• Try it: Each line in the entries that has the word "Night" has to be copied.

--- Exercise input Enclosed Below ---

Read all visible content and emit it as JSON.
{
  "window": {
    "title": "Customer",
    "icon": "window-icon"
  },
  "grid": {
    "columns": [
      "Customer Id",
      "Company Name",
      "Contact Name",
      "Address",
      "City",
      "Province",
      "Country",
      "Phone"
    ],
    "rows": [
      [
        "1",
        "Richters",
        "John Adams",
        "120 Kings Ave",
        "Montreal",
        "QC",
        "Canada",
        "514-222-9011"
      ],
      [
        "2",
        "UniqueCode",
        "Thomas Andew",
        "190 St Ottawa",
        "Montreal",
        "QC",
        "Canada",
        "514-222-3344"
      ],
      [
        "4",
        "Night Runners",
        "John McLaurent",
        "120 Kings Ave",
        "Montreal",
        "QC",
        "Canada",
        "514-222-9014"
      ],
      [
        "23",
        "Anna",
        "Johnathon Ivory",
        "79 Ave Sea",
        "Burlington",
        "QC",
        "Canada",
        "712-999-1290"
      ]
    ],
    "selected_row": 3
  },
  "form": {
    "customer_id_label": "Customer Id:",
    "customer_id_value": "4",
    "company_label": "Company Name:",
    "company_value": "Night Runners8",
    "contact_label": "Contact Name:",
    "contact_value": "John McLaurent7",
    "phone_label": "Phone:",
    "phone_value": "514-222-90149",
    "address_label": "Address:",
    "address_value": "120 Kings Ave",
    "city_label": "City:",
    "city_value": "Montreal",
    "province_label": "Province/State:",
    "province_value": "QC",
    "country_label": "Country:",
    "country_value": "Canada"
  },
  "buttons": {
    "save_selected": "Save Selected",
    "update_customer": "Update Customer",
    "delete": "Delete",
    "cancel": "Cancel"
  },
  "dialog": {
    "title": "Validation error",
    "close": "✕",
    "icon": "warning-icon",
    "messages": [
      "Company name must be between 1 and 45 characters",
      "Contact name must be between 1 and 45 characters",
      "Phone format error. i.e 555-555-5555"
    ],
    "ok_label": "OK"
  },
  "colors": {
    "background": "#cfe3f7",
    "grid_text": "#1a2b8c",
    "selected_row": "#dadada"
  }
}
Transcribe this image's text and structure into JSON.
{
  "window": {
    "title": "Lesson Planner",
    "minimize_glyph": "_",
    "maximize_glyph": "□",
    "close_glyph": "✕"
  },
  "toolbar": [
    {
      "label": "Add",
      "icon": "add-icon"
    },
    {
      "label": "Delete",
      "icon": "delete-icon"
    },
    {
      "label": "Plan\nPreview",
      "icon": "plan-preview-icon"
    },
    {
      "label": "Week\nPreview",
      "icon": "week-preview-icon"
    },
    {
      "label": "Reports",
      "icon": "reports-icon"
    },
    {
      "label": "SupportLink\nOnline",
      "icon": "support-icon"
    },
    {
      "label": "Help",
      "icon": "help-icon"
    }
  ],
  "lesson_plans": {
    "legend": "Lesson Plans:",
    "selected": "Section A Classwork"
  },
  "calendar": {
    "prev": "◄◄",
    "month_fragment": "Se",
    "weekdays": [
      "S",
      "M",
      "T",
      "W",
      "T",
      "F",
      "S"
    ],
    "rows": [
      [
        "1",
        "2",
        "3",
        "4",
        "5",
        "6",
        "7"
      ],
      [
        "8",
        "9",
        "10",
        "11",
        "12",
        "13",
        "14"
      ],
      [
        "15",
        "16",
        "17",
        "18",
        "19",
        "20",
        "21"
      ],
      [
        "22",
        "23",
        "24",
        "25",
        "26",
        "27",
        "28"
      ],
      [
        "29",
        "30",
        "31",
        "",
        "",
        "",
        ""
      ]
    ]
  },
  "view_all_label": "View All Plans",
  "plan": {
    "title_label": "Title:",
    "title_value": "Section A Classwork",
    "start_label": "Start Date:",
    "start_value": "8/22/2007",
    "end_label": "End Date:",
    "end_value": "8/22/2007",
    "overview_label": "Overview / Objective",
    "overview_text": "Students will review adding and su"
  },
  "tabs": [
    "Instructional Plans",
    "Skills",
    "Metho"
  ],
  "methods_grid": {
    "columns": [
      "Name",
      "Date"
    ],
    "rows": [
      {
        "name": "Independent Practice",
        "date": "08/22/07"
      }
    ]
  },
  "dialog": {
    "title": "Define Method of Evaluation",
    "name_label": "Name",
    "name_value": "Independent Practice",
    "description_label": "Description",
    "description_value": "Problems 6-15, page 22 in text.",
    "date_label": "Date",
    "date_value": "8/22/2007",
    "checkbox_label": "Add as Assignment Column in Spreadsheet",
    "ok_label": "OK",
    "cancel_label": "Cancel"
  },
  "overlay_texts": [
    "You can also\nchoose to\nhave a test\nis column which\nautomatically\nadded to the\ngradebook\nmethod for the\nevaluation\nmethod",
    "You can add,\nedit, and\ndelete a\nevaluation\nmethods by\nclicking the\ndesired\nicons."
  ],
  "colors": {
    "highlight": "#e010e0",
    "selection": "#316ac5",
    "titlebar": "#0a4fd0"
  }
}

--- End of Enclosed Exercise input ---

• Answer to this problem:
        "Night Runners",
    "company_value": "Night Runners8",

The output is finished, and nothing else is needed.